high bar






The quantity of squat,  the quality of squat, and bridge between quantity and quality. It is the bridge (functional fascial integration) that is the key to achieving and maintaing total (quantity and quality) performance. 

It’s a common scenario among strength athletes…but also other athletes as well. In the pursuit of “quantity of performance”…to be bigger, stronger, faster; often we neglect “quality of performance”, which is the foundation that quantity relies upon. Quality of performance is dependent good bio-mechanics. Think of it this way: if posture is a photograph, bio-mechanics is a video. To keep it simple, I will refer to “muscle memory” as the linchpin of bio-mechanics. So…to summarize

Restored muscle memory=good bio-mechanics=quality of performance(movement).

Any program of exercise MUST include methods to restore and maintain quality of movement. To neglect this is to inevitably incur injury. The most useful method I know to achieve this is Functional Fascial Integration.

What makes it useful is:

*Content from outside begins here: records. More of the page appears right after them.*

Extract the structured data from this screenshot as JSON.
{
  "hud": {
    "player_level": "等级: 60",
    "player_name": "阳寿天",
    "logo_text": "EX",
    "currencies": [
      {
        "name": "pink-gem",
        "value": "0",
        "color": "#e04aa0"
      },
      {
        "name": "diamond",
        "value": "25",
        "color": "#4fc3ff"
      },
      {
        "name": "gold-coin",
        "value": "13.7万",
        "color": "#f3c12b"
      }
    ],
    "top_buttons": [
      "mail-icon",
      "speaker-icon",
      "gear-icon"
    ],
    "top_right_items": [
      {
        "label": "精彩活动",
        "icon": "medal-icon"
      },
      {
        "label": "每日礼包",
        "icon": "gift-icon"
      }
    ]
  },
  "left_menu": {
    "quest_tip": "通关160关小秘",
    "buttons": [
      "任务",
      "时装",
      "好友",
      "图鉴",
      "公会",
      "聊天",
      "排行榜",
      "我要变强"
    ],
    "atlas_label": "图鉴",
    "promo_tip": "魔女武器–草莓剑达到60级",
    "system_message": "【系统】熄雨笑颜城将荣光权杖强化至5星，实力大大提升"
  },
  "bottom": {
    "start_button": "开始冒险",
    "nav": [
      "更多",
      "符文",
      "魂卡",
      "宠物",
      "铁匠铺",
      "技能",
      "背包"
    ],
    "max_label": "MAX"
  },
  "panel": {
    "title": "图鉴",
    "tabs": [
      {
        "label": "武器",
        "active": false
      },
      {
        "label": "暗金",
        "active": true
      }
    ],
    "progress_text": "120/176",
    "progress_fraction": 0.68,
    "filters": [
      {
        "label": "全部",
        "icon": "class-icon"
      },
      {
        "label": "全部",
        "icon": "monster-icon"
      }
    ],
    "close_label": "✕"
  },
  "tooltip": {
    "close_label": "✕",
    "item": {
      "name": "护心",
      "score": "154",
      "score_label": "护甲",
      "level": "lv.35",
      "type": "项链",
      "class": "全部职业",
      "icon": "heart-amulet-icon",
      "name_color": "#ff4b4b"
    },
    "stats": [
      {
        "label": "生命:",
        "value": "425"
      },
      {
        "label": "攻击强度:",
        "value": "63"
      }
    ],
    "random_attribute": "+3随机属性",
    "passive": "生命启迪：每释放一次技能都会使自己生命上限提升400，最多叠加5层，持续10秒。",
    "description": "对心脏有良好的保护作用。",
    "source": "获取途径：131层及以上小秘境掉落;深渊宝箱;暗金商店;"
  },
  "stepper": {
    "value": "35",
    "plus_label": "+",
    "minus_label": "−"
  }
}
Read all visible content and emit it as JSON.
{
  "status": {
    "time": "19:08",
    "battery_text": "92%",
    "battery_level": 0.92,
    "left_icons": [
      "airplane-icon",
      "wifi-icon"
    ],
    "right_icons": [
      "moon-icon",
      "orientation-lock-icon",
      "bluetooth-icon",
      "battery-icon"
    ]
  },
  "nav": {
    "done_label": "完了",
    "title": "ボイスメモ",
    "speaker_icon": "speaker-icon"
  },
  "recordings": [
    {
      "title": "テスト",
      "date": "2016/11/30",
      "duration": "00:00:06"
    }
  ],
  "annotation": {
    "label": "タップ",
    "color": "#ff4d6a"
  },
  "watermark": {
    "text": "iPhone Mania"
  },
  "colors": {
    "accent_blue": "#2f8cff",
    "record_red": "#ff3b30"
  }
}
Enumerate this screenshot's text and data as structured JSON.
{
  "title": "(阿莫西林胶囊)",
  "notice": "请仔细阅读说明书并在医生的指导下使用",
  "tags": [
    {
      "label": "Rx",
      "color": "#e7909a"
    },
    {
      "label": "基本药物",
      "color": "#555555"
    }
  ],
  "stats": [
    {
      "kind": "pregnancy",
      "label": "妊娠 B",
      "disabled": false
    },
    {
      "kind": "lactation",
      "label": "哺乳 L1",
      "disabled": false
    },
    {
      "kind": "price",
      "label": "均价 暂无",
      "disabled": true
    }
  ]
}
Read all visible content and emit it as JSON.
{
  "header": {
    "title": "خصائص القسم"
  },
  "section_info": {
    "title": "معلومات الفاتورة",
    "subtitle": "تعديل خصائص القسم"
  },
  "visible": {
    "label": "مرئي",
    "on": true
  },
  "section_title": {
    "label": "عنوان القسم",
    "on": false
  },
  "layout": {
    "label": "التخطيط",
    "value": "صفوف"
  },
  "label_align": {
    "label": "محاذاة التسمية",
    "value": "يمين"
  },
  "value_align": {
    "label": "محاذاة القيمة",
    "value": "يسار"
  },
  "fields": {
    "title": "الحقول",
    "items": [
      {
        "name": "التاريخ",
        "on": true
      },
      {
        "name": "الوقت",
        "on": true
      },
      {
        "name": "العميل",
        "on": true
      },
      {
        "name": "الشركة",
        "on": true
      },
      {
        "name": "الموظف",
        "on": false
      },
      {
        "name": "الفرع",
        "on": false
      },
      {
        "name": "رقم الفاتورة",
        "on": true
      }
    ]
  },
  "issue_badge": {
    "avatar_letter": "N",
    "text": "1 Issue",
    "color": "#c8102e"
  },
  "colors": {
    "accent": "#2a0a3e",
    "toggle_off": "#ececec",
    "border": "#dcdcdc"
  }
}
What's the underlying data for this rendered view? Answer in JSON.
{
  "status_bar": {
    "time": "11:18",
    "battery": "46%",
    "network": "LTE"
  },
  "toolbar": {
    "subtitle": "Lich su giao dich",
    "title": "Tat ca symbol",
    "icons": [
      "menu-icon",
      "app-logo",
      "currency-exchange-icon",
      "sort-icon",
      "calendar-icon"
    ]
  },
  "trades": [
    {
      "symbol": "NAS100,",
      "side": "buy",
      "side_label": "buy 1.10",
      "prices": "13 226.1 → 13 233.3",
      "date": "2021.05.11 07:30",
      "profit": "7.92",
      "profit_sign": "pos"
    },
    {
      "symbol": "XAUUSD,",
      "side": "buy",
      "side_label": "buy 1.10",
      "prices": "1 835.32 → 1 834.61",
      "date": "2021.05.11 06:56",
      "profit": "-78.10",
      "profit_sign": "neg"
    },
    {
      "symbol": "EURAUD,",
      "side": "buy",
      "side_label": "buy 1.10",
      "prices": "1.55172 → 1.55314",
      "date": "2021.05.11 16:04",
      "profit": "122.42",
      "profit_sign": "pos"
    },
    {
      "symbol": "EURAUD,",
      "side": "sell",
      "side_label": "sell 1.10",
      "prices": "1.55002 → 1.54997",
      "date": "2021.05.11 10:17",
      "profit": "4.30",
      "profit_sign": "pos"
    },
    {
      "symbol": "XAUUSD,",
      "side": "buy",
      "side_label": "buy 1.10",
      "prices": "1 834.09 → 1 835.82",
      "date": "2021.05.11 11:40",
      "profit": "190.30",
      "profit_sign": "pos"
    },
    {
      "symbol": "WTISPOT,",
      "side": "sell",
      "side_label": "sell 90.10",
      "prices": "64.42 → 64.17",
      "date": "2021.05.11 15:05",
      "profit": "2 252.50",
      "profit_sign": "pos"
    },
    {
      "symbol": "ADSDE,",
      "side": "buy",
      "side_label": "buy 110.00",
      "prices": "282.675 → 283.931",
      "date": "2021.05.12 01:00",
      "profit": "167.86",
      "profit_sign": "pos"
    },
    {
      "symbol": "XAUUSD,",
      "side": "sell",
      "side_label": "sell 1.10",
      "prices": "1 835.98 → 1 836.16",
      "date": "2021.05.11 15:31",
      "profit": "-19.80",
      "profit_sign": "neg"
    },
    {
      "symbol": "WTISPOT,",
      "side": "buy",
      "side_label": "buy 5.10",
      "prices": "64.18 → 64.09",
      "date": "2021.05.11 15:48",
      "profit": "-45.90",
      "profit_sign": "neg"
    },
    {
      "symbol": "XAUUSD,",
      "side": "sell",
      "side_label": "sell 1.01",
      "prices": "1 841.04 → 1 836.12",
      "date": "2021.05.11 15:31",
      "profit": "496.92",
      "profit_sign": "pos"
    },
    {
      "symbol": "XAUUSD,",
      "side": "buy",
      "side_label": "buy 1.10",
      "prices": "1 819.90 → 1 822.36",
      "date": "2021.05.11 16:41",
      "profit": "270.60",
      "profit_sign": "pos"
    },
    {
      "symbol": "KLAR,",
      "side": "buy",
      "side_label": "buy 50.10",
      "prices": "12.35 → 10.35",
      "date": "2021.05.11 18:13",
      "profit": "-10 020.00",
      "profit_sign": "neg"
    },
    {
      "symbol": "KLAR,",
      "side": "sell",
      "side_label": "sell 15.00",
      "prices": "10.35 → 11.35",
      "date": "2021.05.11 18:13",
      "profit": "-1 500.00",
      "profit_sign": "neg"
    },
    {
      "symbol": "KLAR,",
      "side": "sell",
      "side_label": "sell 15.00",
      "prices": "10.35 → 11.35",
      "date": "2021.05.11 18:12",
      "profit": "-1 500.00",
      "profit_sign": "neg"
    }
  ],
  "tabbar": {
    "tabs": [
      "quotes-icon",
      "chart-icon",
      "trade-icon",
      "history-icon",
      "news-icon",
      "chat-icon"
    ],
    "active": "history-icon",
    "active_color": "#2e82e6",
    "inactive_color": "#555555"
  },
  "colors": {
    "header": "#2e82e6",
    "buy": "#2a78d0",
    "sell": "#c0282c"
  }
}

  • It is a system using simple tools that can be performed with a partner
  • A great deal of it can be performed by yourself and it’s easy to learn
  • It can fit seamlessly into any exercise routine during rest periods
  • You don’t have to be an anatomy expert to utilize it

A simple explanation of would be:

  • You brush and floss your muscles and joints in the same way you brush and floss your teeth and gums…for the same reason to prevent decay and scar tissue.
  • Tangible improvement is generally immediate…yes, that is not a typo. Immediate.
  • Improvement is also cumulative and like brushing and flossing, permanent when consistent

When using functional fascial integration you movement quality is likely to improve as you get older! While it is likely that strength will gradually decline as your hormone levels drop (politically correct way of saying getting old)…this need not affect your ability to move…and most importantly move pain free.

A long term approach to training to create sustainable results would focus as much on quality movement as quantity movement…in that order. Before you stack another 45 on each side of the bar, try the face the wall squat test in the picture shown. If you can’t do it without your knees, hands, or head hitting the wall, you should get to work on your movement quality before you add weight to your exercise. Do this your overall ability at age 65 will surpass that of most people half your age.

Pain is an indication of movement restriction. Brush and floss it away. Soon, I will tell you how in detail. For now, memorize this mantra:

Stretch it out, smooth it out, move it out!